Having been a management consultant for several years, it has always bothered me that many companies try controlling an increasingly non-traditional workforce with mainly traditional management concepts and processes. Many of the younger generation move fast in order to make an impact in the organization, most of the middle generation struggle with the company’s mission, and the older generation don’t like change. This situation has stared us in the face for years now; yet, many managers and HR professionals still use outdated carrot-on-a-stick methods to motivate their employees.
As managers and HR professionals, the key to building a successful multi-generational workplace is to understand the differences between each generation. Each of the four generations – Traditionalist, Baby Boomer, Generation X and Generation Y (Generation Z isn’t old enough to work yet) – has had particular experiences that have shaped their choices, outlook, values and work style.
Here are the four generations that (probably) exist in your workplace today and the best way to address each of them:
The Traditionalists (1925 to 1945):
The Traditionalist grew up in a very tough time. They’ve probably experienced the 2nd World War, as well as economic and political uncertainty. These experiences have made most of them exceptionally hard working, exceedingly thrifty, and especially cautious. For them, loyalty is very important for work harmony and seniority is essential to advance in one's career. They fear change and are not very risk tolerant.
They respect authority and hard work, which inclines them to lead through command and control. Traditionalists were the ones who set most of the rules that we still observe in many organizations today.
Remember that Traditionalists:
The Baby Boomers (1946 to 1964):
In the Philippines, Baby Boomers grew up in an abundant and healthy post-war economy. This is an egocentric generation; seeing themselves at the center of the world or as the saviors of the world. Work has become crucial in their evaluation of themselves and others. They actually live to work. For the Boomer, work-life balance is just a novel idea... a rare and distant possibility at best. This has often been a point of tension between them and the newer generations.

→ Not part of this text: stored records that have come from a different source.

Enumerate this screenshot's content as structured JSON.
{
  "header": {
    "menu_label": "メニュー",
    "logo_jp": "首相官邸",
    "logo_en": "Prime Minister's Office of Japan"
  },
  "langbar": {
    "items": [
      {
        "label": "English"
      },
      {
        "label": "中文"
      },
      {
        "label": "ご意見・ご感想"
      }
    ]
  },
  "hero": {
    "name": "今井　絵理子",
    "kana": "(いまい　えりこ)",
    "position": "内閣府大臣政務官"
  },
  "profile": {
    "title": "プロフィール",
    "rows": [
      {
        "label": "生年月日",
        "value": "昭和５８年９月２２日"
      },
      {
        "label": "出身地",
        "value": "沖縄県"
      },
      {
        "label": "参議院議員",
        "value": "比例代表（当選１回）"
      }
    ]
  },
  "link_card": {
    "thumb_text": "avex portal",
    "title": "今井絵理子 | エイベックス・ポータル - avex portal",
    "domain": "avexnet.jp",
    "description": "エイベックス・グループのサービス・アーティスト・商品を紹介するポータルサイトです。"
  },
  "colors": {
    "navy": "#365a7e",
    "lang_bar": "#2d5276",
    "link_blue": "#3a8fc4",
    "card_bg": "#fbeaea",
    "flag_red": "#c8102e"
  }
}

Older Boomers have actually followed many of the rules set by the traditionalists; often without question. Many of them occupy top management and executive positions in many of our big organizations today. This being the case, they have possibly (and inadvertently) been the reason that the rules of the traditionalists still exist today.
Remember that Baby Boomers:
Generation X (1965 to 1980):
In the Philippines, four major factors define Generation X: (1) they were the first generation to grow up on schedules or “to do” lists (in Filipino… de-numero ang kilos), (2) they were the first generation to witness the birth of the information age, (3) they grew up with a high-rate of mixed-culture, mixed-race or blended families, and (4) they were also reared in the shadow of the highly prominent Baby Boomers.
Most Gen X-ers view the world with a little cynicism and suspicion and have witnessed their parents’ great sacrifice for their companies and (sometimes twisted) “hero” mentality. As a result, they have become independent (not the value, but rather the act of doing things and making decisions on their own, without asking for help or consulting others), resilient and adaptable; even more so than the Boomers. If Boomers literally “live to work”; Gen X-ers “work to live”. For them, their job is only a means to an end.
Remember that the X-Generation:
Some things to consider when trying to motivate Generation X:
When designing training for Generation X, you should:
Generation Y (1981 to 2000):
This is possibly the next big generation. Generation Y is a significantly powerful generation that has the sheer numbers to influence nearly every stage of life they go into. They were raised during a time of reward and empowerment. Since their parents granted them a certain kind of “freedom” at home, their families have become their safe-haven. They were also encouraged to be opinionated, make their own choices and question everything.
Brought up in a consumer economy, Generation Y has learned to expect that their employers accommodate their “consumer” expectations. For them, it isn’t really about getting more from their employers, but rather, that their employer should give more to all their employees… and they aren’t afraid to express their opinion on the matter. This is why there is high employment turnover for this generation. You can actually witness this in many of our country’s BPOs.
More than Generation X, Generation Y has grown up with computers and the Internet as an important part of their lives. Due to their experience in a global and networked society, they have developed unique skills that have boggled both Traditionalists and Baby Boomers.
Since they are always connected through social networks, instant messaging systems, text messaging systems, blogs, and even multi-player games, they have gained new skills and ways of working together. This has made both Generation X and Generation Y very different from the previous two generations, and may be the reason for the friction that exists between them. The latter two generations challenge the rigidity of the rules created by the previous two generations.
Remember that the Y-Generation:
Some things to consider when trying to motivate Generation Y:
When designing training for Generation Y, you should:
Table below taken from: Overcoming Generational Gap in the Workplace
is the Managing Director of Our-Knowledge Asia and a Business Consultant for Local and Foreign Start-ups, SMEs and Organizations based in the Philippines.